Tuesday, August 28, 2007

A Traitor to the Woman's Movement?

I'm not going to lie and pretend that I don't like chivalry. Because I do. I love when a door is held open for me or when someone allows me to enter an establishment before them. I love getting flowers and a paid dinner every now and then and I simply adore when a gentleman stands up at a table when a woman does the same. I'm not ooey and gooey and overly romantic but I can't help but feel flattered when someone goes out of there way to make me feel special and important...and taken care of.

...even if I can take care of myself.

I do love to feel a bit vulnerable from time to time. To allow someone else to take the reigns over me every now and then. Yet there is a very large part of me that craves the independence that I have. The ability that I have to live on my own and pay for my own meals. To drive my own car and hold the door for others as opposed to it being held for me. I like buying my own flowers and taking myself out on dates and smiling at the end of the day that I did things for myself...by myself. Because I can and I do!!

I'm making my fellow feminists proud here. Except I can't consider myself a feminist. I like chivalry remember? And we can't expect chivalry and independence from male domination simultaneously.

Or can we?

Can I enjoy when a man opens the door for me yet stand up for my right to hold my own as well? Is a chivalrous man someone to be feared or thanked? To be an independent woman, do I have to give up my appreciation for chivalry as well? Am I trying to have my cake and eat it too?


Derek said...

You can have your cake and eat it too. I don't see why you can't be independent AND appreciate some chivalry as well. I'm pretty sure my wife is the same way. She loves it when I get the door or get her flowers but in no way am I supposed be the "dominate" one and always do everything for her. She's definitely independent. :)

Andre said...

I've noticed that when people are struggling to get something, or have struggled to get it and are new to it, they tend to go too far. And in some cases they become so engrossed in the fight that their own identity is wrapped-up in it... like if they budge even a little, they won't be themselves anymore.

I've noticed that in the die-hard feminists. That, and they whole movement seems to be based heavily on conspiracy. The books I read identify a lot of bad things that happen, but they always seem to attribute it to malice. Never attribute to malice what can be explained by stupidity.

Christi said...

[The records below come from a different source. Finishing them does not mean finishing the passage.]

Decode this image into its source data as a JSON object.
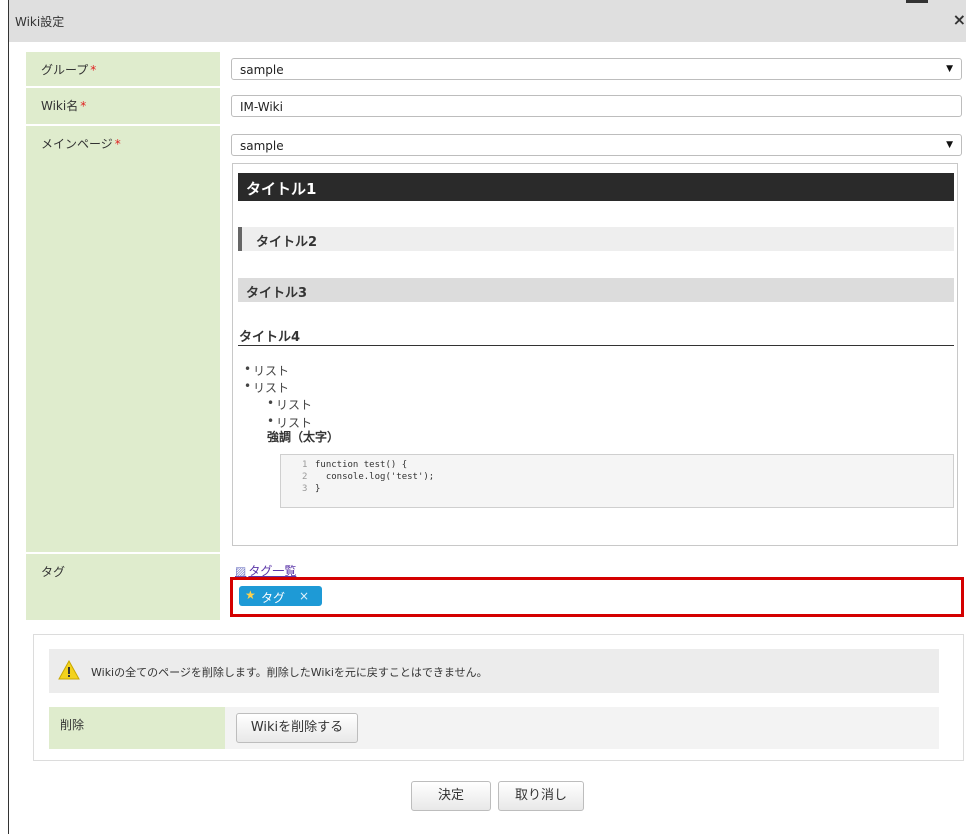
{
  "dialog": {
    "title": "Wiki設定",
    "close_icon": "×"
  },
  "form": {
    "required_mark": "*",
    "group": {
      "label": "グループ",
      "value": "sample"
    },
    "wiki_name": {
      "label": "Wiki名",
      "value": "IM-Wiki"
    },
    "main_page": {
      "label": "メインページ",
      "value": "sample"
    },
    "tag": {
      "label": "タグ",
      "list_link": "タグ一覧",
      "chips": [
        "タグ"
      ]
    }
  },
  "preview": {
    "h1": "タイトル1",
    "h2": "タイトル2",
    "h3": "タイトル3",
    "h4": "タイトル4",
    "list": [
      "リスト",
      "リスト"
    ],
    "sublist": [
      "リスト",
      "リスト"
    ],
    "strong": "強調（太字）",
    "code": {
      "line_numbers": [
        "1",
        "2",
        "3"
      ],
      "lines": [
        "function test() {",
        "  console.log('test');",
        "}"
      ]
    }
  },
  "danger": {
    "warning": "Wikiの全てのページを削除します。削除したWikiを元に戻すことはできません。",
    "label": "削除",
    "button": "Wikiを削除する"
  },
  "footer": {
    "ok": "決定",
    "cancel": "取り消し"
  },
  "colors": {
    "label_bg": "#dfeccd",
    "highlight": "#d40000",
    "chip": "#1e9ad6"
  }
}
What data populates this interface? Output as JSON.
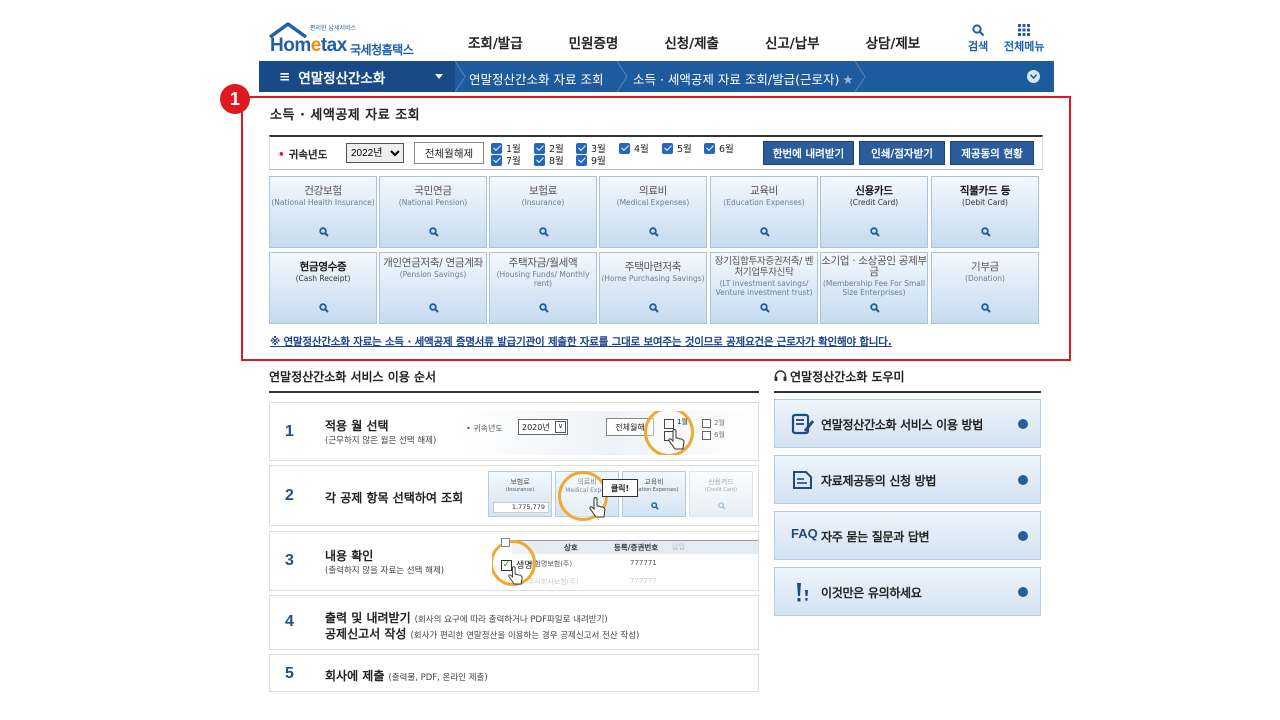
{
  "header": {
    "brand_main": "Hom",
    "brand_e": "e",
    "brand_tax": "tax",
    "brand_tagline": "편리한 납세서비스",
    "brand_kr": "국세청홈택스",
    "nav": [
      "조회/발급",
      "민원증명",
      "신청/제출",
      "신고/납부",
      "상담/제보"
    ],
    "search_label": "검색",
    "allmenu_label": "전체메뉴"
  },
  "navbar": {
    "menu_label": "연말정산간소화",
    "crumb1": "연말정산간소화 자료 조회",
    "crumb2": "소득 · 세액공제 자료 조회/발급(근로자)"
  },
  "annotation": {
    "badge": "1"
  },
  "section_title": "소득 · 세액공제 자료 조회",
  "filter": {
    "year_label": "귀속년도",
    "year_value": "2022년",
    "clear_label": "전체월해제",
    "months": [
      "1월",
      "2월",
      "3월",
      "4월",
      "5월",
      "6월",
      "7월",
      "8월",
      "9월"
    ],
    "btn_download": "한번에 내려받기",
    "btn_print": "인쇄/점자받기",
    "btn_share": "제공동의 현황"
  },
  "tiles": [
    {
      "kr": "건강보험",
      "en": "(National Health Insurance)",
      "active": false
    },
    {
      "kr": "국민연금",
      "en": "(National Pension)",
      "active": false
    },
    {
      "kr": "보험료",
      "en": "(Insurance)",
      "active": false
    },
    {
      "kr": "의료비",
      "en": "(Medical Expenses)",
      "active": false
    },
    {
      "kr": "교육비",
      "en": "(Education Expenses)",
      "active": false
    },
    {
      "kr": "신용카드",
      "en": "(Credit Card)",
      "active": true
    },
    {
      "kr": "직불카드 등",
      "en": "(Debit Card)",
      "active": true
    },
    {
      "kr": "현금영수증",
      "en": "(Cash Receipt)",
      "active": true
    },
    {
      "kr": "개인연금저축/ 연금계좌",
      "en": "(Pension Savings)",
      "active": false
    },
    {
      "kr": "주택자금/월세액",
      "en": "(Housing Funds/ Monthly rent)",
      "active": false
    },
    {
      "kr": "주택마련저축",
      "en": "(Home Purchasing Savings)",
      "active": false
    },
    {
      "kr": "장기집합투자증권저축/ 벤처기업투자신탁",
      "en": "(LT investment savings/ Venture investment trust)",
      "active": false
    },
    {
      "kr": "소기업 · 소상공인 공제부금",
      "en": "(Membership Fee For Small Size Enterprises)",
      "active": false
    },
    {
      "kr": "기부금",
      "en": "(Donation)",
      "active": false
    }
  ],
  "notice": "※ 연말정산간소화 자료는 소득 · 세액공제 증명서류 발급기관이 제출한 자료를 그대로 보여주는 것이므로 공제요건은 근로자가 확인해야 합니다.",
  "steps_title": "연말정산간소화 서비스 이용 순서",
  "steps": [
    {
      "num": "1",
      "title": "적용 월 선택",
      "sub": "(근무하지 않은 월은 선택 해제)"
    },
    {
      "num": "2",
      "title": "각 공제 항목 선택하여 조회",
      "sub": ""
    },
    {
      "num": "3",
      "title": "내용 확인",
      "sub": "(출력하지 않을 자료는 선택 해제)"
    },
    {
      "num": "4",
      "title": "출력 및 내려받기",
      "title2": "공제신고서 작성",
      "note1": "(회사의 요구에 따라 출력하거나 PDF파일로 내려받기)",
      "note2": "(회사가 편리한 연말정산을 이용하는 경우 공제신고서 전산 작성)"
    },
    {
      "num": "5",
      "title": "회사에 제출",
      "note1": "(출력물, PDF, 온라인 제출)"
    }
  ],
  "illus": {
    "s1_label": "귀속년도",
    "s1_year": "2020년",
    "s1_clear": "전체월해",
    "s1_m1": "1월",
    "s1_m2": "2월",
    "s1_m3": "6월",
    "s2_t1": "보험료",
    "s2_t1e": "(Insurance)",
    "s2_t2": "의료비",
    "s2_t2e": "Medical Expen",
    "s2_t3": "교육비",
    "s2_t3e": "ducation Expenses)",
    "s2_t4": "신용카드",
    "s2_t4e": "(Credit Card)",
    "s2_amount": "1,775,779",
    "s2_click": "클릭!",
    "s3_h1": "상호",
    "s3_h2": "등록/증권번호",
    "s3_h3": "납입",
    "s3_row": "보험명보험(주)",
    "s3_row_no": "777771",
    "s3_row2": "주식회사보험(주)",
    "s3_row2_no": "777777",
    "s3_sel": "생명"
  },
  "helper_title": "연말정산간소화 도우미",
  "helpers": [
    {
      "label": "연말정산간소화 서비스 이용 방법",
      "icon": "guide-icon"
    },
    {
      "label": "자료제공동의 신청 방법",
      "icon": "document-icon"
    },
    {
      "label": "자주 묻는 질문과 답변",
      "icon": "faq-icon",
      "prefix": "FAQ"
    },
    {
      "label": "이것만은 유의하세요",
      "icon": "alert-icon"
    }
  ],
  "colors": {
    "primary": "#1e5b9e",
    "accent_red": "#e0191f",
    "highlight": "#f0a830"
  }
}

Andre: I completely agree. It's frustrating when random acts of stupidity are attributed to malicious acts against the movement. A black man gets arrested in a white neighborhood and it's racism. A gay man gets beat up in a bar and it's automatically a hate crime. We're so quick to assume when our cause becomes the center of our universe.

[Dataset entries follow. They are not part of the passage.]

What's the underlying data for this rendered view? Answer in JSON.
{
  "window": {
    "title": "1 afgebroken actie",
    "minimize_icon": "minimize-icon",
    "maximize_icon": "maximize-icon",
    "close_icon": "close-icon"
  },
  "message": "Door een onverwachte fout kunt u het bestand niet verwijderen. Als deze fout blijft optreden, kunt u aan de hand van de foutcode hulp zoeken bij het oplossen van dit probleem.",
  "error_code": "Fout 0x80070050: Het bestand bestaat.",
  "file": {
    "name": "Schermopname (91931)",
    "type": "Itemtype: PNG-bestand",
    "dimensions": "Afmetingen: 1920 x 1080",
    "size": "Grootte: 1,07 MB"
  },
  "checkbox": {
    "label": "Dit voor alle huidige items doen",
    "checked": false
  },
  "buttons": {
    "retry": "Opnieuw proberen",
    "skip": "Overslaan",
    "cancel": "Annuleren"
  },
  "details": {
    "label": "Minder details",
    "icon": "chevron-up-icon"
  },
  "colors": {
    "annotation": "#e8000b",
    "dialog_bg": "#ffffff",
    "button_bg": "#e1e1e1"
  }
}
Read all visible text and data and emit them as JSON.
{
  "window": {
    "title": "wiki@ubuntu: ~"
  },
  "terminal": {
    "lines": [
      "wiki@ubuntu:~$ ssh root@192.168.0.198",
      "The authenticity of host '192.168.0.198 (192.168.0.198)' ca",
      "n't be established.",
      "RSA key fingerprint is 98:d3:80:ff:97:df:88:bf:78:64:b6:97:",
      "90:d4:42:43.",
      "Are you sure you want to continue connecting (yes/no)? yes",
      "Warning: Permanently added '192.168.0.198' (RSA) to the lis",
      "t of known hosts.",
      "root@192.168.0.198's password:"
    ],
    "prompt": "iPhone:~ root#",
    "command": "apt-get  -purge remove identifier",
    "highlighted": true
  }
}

Derek: Believe me I completely agree with you as well. But I still kind of feel like the idea is hypocritical. We want our men to attend to us...yet on our own terms of when and where. Do it too often and the man is labeled as controlling and demeaning. Do it too little and the man is labeled as insincere.

Or like when women want to be seen as more than just sex objects, yet we parade around in short shorts and baby tees for money at bars and restaurants such as Hooters! While I completely support doing what you will with your body, you have to at least acknowledge the effect (if any) it's having on society's image of women.

I guess I just have to wonder at what point are we taking steps backwards? Or is this the way of the modern women and it's okay to have a little bit of everything without compromising the entire women's rights movement!

I like to think the latter is true =)